• Excerpts from an interface dataset
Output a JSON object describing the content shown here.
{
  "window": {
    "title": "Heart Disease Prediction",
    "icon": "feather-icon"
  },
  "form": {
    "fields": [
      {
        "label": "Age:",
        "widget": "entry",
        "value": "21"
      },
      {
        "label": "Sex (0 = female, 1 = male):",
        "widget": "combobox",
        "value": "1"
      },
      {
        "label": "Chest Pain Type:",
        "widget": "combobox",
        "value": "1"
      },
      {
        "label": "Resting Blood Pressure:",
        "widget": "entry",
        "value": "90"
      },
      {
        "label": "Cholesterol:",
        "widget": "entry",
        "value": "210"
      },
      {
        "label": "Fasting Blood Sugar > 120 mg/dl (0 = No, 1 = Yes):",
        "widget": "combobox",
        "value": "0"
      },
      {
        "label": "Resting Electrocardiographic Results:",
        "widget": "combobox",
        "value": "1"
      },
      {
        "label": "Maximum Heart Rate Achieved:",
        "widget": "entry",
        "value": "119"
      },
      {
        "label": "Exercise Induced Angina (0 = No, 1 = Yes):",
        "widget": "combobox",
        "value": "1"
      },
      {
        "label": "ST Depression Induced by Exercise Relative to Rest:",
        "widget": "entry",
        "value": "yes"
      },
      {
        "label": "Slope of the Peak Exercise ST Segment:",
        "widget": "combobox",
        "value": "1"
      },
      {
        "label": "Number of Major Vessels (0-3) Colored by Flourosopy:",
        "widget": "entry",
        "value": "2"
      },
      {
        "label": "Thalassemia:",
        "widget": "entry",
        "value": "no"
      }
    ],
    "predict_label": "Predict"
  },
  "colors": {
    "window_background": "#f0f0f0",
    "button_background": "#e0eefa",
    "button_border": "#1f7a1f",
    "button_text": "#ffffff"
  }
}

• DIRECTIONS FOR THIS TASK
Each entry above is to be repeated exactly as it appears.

• RESPONSE
Output a JSON object describing the content shown here.
{
  "window": {
    "title": "Heart Disease Prediction",
    "icon": "feather-icon"
  },
  "form": {
    "fields": [
      {
        "label": "Age:",
        "widget": "entry",
        "value": "21"
      },
      {
        "label": "Sex (0 = female, 1 = male):",
        "widget": "combobox",
        "value": "1"
      },
      {
        "label": "Chest Pain Type:",
        "widget": "combobox",
        "value": "1"
      },
      {
        "label": "Resting Blood Pressure:",
        "widget": "entry",
        "value": "90"
      },
      {
        "label": "Cholesterol:",
        "widget": "entry",
        "value": "210"
      },
      {
        "label": "Fasting Blood Sugar > 120 mg/dl (0 = No, 1 = Yes):",
        "widget": "combobox",
        "value": "0"
      },
      {
        "label": "Resting Electrocardiographic Results:",
        "widget": "combobox",
        "value": "1"
      },
      {
        "label": "Maximum Heart Rate Achieved:",
        "widget": "entry",
        "value": "119"
      },
      {
        "label": "Exercise Induced Angina (0 = No, 1 = Yes):",
        "widget": "combobox",
        "value": "1"
      },
      {
        "label": "ST Depression Induced by Exercise Relative to Rest:",
        "widget": "entry",
        "value": "yes"
      },
      {
        "label": "Slope of the Peak Exercise ST Segment:",
        "widget": "combobox",
        "value": "1"
      },
      {
        "label": "Number of Major Vessels (0-3) Colored by Flourosopy:",
        "widget": "entry",
        "value": "2"
      },
      {
        "label": "Thalassemia:",
        "widget": "entry",
        "value": "no"
      }
    ],
    "predict_label": "Predict"
  },
  "colors": {
    "window_background": "#f0f0f0",
    "button_background": "#e0eefa",
    "button_border": "#1f7a1f",
    "button_text": "#ffffff"
  }
}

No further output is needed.